## Problem requirements
Your answer must be every line of the data that contains "private".

## Provided information
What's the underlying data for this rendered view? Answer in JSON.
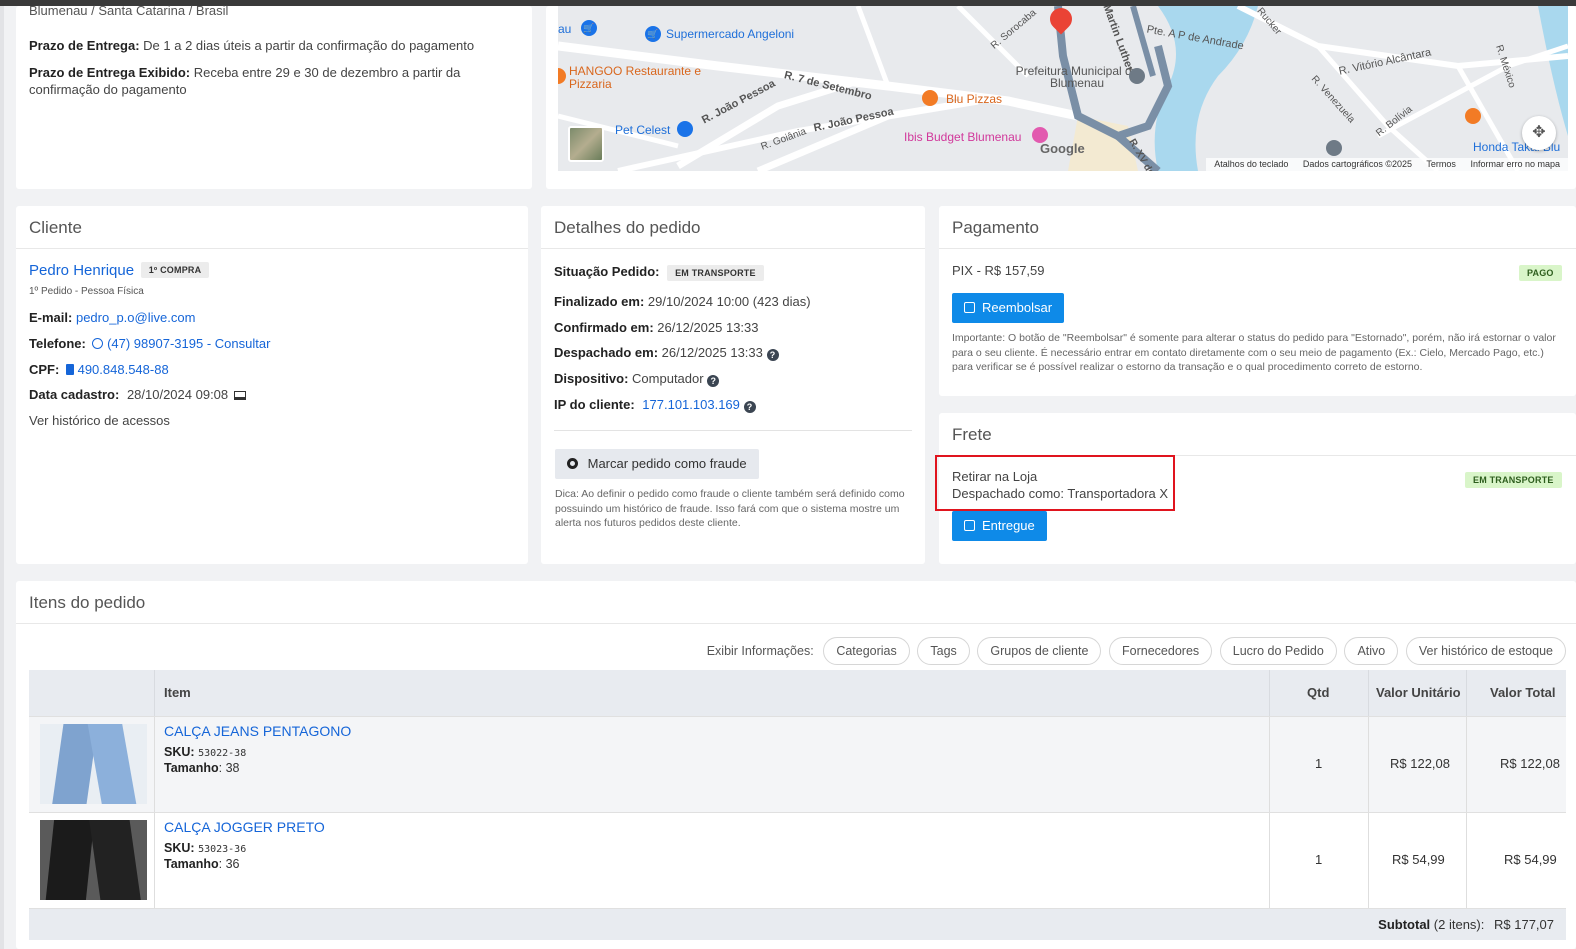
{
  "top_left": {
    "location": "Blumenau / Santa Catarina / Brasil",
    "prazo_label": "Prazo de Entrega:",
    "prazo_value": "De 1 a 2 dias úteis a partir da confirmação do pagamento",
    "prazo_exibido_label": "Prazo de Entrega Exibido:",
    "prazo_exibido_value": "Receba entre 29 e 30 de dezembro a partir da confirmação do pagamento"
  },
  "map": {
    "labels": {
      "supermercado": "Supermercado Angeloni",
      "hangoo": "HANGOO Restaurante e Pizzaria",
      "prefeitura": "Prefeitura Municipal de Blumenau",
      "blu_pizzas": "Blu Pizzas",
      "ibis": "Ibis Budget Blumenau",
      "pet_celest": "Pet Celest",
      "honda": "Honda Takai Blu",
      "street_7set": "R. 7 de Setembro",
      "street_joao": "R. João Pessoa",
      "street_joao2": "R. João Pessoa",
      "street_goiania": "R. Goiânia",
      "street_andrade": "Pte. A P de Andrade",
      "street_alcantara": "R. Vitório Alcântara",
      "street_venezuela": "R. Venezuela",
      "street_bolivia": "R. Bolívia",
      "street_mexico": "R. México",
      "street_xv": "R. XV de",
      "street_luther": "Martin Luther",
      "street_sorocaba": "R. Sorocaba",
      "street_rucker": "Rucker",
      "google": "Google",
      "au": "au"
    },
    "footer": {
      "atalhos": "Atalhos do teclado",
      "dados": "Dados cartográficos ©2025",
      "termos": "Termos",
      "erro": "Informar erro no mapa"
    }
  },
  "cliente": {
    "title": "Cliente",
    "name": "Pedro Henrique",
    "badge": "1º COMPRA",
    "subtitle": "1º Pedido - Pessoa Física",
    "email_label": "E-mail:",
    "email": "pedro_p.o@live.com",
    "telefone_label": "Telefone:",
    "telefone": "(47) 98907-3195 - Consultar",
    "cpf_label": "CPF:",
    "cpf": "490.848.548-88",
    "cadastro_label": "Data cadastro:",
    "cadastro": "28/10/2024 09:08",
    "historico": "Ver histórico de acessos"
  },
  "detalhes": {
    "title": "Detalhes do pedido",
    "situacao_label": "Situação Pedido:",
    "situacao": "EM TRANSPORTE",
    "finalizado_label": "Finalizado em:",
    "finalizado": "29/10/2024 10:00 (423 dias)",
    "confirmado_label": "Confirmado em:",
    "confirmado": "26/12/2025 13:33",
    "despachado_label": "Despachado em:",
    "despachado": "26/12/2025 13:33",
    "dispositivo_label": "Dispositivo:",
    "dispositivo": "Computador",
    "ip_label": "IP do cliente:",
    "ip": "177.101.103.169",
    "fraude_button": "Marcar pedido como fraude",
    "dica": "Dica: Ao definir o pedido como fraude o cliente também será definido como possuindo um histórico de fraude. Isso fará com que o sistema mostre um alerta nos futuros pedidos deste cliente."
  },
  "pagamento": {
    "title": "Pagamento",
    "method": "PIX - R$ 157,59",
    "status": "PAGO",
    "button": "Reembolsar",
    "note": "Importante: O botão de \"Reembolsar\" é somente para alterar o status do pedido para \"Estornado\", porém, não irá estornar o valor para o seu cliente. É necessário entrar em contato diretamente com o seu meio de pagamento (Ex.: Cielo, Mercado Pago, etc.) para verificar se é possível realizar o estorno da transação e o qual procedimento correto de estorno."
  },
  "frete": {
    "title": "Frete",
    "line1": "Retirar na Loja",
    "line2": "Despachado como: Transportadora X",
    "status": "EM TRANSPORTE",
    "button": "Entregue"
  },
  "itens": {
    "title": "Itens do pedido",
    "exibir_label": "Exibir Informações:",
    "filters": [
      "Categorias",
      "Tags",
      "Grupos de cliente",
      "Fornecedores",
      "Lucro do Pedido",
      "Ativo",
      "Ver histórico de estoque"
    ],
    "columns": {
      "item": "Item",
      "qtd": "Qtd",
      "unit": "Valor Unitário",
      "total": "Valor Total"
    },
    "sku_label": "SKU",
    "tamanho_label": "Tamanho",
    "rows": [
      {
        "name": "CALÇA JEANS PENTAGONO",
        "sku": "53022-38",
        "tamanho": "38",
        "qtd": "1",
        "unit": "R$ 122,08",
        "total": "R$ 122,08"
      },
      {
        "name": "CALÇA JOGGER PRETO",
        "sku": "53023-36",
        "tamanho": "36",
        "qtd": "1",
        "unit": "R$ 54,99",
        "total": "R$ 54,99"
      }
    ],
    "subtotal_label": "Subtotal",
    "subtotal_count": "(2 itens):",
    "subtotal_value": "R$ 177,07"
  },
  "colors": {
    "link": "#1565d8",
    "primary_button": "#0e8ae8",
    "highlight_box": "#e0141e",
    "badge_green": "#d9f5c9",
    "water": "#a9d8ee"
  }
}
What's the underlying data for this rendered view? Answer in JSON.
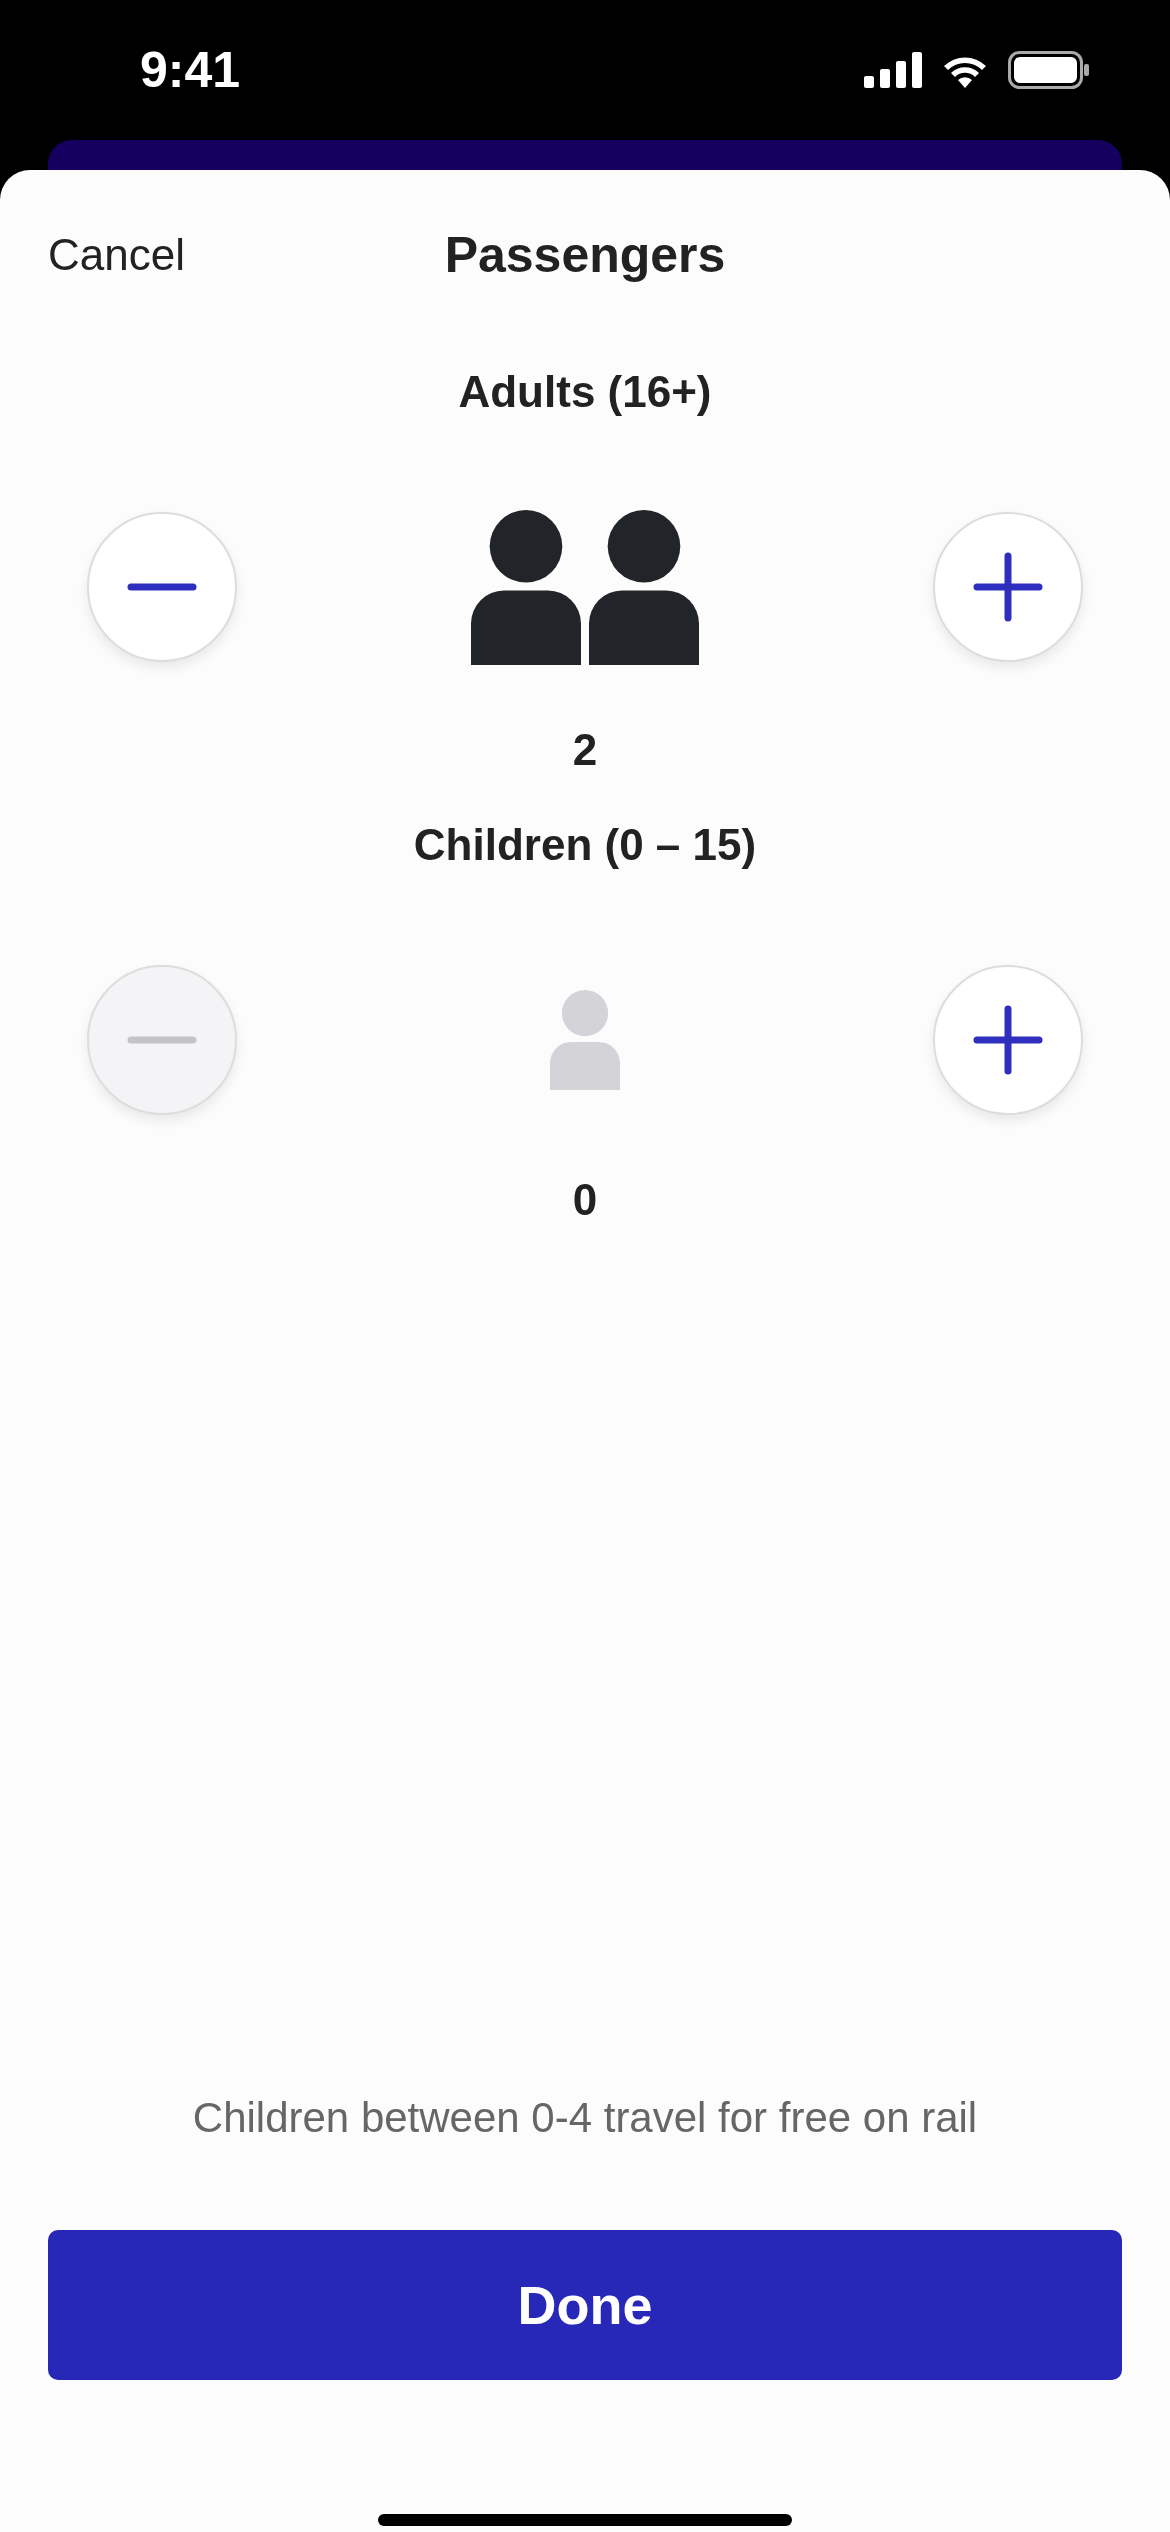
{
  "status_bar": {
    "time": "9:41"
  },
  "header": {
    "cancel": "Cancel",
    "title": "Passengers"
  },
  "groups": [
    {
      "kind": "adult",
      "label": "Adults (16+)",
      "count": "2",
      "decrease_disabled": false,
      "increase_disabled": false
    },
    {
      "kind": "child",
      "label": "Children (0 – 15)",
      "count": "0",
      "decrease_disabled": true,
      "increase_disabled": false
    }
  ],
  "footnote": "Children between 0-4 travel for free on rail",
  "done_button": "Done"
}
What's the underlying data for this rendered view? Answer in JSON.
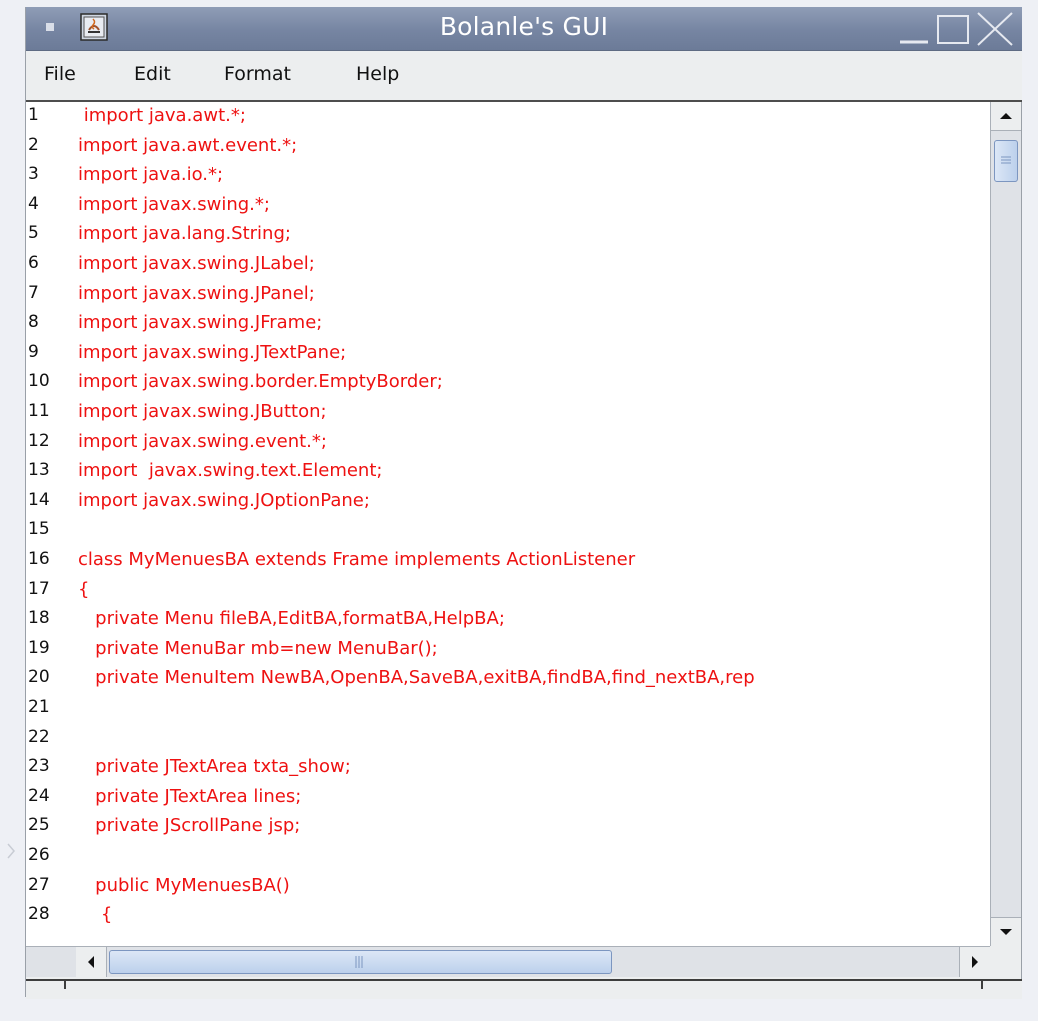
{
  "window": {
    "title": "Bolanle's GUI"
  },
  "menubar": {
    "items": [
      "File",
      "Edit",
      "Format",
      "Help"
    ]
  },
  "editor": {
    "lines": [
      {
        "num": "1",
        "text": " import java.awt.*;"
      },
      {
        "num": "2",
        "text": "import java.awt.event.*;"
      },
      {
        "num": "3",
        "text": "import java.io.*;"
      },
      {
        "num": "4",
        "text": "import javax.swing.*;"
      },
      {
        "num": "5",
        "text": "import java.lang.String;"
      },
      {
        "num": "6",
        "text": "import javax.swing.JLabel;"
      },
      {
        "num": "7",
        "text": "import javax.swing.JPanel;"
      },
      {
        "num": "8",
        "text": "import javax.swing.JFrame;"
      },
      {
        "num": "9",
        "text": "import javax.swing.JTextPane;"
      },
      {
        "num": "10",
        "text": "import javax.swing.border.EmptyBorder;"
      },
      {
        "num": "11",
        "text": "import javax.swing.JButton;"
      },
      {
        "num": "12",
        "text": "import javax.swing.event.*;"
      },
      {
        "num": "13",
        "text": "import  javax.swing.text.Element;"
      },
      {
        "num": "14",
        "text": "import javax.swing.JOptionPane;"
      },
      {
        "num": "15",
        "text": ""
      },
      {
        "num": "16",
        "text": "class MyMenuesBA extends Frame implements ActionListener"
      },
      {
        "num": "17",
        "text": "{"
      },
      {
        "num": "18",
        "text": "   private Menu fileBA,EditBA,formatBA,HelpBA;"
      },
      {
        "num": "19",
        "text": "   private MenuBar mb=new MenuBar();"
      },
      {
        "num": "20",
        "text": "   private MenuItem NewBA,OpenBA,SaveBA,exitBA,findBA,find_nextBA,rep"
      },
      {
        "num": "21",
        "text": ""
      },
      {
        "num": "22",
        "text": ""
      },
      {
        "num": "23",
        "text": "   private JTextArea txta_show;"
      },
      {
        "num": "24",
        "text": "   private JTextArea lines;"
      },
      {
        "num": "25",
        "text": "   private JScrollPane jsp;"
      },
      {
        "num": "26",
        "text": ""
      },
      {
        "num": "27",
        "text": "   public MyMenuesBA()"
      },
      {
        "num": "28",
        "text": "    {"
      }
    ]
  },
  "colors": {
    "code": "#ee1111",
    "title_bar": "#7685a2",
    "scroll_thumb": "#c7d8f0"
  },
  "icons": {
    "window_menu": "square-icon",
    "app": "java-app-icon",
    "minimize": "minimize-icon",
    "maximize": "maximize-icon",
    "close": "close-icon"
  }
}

## Response area
        "text": "   private Menu fileBA,EditBA,formatBA,HelpBA;"
        "text": "   private MenuBar mb=new MenuBar();"
        "text": "   private MenuItem NewBA,OpenBA,SaveBA,exitBA,findBA,find_nextBA,rep"
        "text": "   private JTextArea txta_show;"
        "text": "   private JTextArea lines;"
        "text": "   private JScrollPane jsp;"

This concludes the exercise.